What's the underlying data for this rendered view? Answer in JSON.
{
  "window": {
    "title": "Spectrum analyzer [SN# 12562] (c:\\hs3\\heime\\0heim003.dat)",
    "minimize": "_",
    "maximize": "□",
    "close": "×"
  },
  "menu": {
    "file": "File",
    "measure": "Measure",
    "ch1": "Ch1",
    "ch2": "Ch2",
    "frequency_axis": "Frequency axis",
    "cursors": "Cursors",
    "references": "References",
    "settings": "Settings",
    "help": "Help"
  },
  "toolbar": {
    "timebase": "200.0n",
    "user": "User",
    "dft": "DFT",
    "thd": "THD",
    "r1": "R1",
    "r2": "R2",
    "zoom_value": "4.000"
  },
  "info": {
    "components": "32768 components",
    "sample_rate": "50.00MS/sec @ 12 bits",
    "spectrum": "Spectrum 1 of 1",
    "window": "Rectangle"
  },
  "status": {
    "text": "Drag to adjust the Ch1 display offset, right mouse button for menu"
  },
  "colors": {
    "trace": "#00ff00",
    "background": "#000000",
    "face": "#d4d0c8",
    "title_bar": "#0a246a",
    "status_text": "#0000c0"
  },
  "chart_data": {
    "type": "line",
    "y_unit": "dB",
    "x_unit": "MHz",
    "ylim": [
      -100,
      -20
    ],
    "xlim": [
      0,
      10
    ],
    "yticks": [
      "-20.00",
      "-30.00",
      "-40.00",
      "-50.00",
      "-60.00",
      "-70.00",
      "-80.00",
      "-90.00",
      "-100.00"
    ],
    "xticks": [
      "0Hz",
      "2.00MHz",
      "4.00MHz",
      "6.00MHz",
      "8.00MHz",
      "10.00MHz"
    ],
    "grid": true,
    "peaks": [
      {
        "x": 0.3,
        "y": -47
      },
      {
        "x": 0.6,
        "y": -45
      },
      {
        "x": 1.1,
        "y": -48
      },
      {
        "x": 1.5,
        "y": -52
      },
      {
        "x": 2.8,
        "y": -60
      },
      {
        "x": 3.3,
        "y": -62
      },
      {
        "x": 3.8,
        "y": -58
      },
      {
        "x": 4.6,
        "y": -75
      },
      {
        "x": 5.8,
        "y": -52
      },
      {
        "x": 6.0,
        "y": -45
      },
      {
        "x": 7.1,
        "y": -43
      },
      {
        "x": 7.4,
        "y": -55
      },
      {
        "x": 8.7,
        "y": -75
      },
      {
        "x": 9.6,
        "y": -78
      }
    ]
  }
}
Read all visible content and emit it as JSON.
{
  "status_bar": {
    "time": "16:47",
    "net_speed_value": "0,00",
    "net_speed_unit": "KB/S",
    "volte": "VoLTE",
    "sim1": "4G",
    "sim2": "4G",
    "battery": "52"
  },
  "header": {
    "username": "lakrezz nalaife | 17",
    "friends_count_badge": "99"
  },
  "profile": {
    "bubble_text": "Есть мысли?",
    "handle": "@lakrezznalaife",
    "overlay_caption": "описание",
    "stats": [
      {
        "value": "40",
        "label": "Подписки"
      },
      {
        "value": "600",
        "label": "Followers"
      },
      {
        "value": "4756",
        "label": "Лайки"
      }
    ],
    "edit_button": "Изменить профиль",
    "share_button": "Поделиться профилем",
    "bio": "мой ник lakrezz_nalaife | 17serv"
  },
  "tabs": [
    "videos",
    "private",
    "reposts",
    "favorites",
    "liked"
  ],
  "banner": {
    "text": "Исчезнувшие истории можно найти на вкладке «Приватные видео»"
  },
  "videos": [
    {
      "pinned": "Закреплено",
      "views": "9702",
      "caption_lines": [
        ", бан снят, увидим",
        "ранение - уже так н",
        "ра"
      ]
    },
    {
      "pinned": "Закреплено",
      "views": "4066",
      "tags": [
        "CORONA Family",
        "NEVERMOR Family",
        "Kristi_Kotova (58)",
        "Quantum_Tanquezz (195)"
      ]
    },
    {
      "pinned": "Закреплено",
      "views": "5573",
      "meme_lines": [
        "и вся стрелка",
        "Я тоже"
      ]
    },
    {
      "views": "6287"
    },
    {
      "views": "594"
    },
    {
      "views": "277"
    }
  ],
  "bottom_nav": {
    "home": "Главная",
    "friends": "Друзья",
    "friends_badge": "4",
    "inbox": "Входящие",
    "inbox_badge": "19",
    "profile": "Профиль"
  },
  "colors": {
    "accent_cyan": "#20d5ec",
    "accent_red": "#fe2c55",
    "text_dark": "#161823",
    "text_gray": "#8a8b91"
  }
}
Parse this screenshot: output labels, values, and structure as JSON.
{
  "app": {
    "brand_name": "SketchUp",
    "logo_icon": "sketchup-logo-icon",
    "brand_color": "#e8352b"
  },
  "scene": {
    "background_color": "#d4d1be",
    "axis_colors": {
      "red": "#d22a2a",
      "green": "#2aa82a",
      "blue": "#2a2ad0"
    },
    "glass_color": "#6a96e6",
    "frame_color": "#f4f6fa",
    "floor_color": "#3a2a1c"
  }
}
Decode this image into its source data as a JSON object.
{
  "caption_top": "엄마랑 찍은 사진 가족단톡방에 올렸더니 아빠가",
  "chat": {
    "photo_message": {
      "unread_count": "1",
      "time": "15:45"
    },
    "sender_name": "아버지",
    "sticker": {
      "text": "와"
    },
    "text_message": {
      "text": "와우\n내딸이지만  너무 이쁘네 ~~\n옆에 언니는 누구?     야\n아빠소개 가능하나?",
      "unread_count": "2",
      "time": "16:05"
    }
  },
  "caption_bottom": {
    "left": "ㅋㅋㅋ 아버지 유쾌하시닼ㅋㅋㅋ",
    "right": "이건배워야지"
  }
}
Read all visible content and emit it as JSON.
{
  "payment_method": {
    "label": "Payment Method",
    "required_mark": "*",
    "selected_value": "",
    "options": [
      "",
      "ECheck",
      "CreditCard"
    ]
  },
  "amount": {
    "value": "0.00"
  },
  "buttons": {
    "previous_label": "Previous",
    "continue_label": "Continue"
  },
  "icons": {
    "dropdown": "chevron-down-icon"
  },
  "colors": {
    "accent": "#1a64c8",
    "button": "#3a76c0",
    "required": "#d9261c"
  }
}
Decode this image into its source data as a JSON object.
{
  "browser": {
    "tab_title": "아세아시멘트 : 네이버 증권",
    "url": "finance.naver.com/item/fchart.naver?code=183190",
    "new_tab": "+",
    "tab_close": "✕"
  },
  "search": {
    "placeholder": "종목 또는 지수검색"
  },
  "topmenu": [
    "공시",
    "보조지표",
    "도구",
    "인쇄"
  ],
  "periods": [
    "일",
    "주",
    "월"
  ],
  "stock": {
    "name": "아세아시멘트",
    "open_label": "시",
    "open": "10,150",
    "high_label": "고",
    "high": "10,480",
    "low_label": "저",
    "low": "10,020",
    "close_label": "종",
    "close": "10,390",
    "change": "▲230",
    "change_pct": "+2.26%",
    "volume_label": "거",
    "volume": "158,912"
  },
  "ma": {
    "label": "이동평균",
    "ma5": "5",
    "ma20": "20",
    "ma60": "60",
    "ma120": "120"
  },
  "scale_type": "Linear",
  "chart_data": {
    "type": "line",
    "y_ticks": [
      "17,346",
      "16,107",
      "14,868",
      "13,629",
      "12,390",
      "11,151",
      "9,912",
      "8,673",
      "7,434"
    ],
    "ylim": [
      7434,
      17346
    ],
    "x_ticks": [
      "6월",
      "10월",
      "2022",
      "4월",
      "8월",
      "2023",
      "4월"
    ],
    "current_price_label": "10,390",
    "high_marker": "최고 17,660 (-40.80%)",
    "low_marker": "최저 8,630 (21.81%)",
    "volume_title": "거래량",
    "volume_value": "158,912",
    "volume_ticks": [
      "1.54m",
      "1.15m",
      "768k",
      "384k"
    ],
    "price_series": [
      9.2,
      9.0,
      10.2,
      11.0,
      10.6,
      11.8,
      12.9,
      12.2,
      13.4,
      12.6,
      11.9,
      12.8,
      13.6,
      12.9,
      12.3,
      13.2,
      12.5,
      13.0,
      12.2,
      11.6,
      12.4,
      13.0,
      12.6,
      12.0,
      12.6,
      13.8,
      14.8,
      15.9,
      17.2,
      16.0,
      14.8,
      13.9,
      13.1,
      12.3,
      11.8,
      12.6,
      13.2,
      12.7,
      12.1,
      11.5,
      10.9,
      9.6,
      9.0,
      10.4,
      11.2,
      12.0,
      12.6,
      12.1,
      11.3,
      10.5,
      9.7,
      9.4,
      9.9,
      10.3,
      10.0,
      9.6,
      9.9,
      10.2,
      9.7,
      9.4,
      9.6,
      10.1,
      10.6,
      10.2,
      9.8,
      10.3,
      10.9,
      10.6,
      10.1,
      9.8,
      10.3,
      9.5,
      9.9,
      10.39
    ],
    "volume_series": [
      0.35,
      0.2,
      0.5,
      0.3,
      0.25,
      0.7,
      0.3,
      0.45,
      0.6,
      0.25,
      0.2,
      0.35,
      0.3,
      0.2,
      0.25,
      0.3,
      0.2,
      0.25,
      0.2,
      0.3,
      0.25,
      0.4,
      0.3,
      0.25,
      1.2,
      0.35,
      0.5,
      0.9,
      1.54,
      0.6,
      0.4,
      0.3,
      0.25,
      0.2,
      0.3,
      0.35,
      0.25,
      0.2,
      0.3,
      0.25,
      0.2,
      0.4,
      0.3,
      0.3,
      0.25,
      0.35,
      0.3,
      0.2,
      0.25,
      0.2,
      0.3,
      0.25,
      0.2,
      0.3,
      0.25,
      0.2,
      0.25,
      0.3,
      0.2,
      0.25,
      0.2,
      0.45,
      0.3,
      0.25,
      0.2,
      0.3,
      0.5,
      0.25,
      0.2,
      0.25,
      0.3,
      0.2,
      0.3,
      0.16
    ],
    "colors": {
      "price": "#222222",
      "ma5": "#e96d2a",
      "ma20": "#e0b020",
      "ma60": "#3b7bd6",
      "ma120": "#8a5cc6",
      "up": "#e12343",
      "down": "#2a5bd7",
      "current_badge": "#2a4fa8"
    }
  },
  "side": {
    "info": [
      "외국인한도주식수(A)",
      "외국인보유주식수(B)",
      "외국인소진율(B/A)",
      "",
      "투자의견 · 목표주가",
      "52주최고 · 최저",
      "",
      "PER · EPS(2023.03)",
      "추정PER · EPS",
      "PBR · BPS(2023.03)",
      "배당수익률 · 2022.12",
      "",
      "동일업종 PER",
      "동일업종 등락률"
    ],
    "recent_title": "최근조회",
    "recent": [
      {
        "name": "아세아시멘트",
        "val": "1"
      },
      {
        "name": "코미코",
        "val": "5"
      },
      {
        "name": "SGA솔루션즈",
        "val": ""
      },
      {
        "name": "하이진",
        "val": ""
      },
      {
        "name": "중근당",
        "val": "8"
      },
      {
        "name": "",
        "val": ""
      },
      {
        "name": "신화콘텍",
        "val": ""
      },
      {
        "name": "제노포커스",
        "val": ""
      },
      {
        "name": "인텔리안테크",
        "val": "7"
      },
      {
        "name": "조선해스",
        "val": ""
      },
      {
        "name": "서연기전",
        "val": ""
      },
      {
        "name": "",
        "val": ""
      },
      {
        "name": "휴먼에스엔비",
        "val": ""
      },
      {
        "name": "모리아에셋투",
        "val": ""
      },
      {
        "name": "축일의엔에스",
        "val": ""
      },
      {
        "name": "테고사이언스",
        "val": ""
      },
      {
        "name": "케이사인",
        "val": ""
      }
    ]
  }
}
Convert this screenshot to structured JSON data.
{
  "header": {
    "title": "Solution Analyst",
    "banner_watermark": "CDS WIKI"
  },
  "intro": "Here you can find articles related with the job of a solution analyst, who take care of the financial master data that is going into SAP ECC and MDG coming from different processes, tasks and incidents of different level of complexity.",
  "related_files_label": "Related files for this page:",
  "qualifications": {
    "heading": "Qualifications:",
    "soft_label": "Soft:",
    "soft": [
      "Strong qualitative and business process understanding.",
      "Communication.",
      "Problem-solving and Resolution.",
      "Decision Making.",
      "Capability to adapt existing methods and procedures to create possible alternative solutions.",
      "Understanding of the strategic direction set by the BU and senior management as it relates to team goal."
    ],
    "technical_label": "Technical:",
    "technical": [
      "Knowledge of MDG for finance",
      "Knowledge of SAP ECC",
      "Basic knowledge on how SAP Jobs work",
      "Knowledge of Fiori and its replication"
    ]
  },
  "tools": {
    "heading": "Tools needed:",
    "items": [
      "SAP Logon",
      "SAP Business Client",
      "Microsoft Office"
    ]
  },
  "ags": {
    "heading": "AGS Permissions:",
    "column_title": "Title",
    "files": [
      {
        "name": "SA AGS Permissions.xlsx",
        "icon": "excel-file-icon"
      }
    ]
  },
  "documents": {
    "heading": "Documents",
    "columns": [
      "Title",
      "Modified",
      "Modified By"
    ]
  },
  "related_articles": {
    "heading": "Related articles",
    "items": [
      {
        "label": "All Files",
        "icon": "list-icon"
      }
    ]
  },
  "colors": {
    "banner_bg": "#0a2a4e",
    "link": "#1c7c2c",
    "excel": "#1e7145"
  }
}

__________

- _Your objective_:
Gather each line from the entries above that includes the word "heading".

- _Exercise result_:
    "heading": "Qualifications:",
    "heading": "Tools needed:",
    "heading": "AGS Permissions:",
    "heading": "Documents",
    "heading": "Related articles",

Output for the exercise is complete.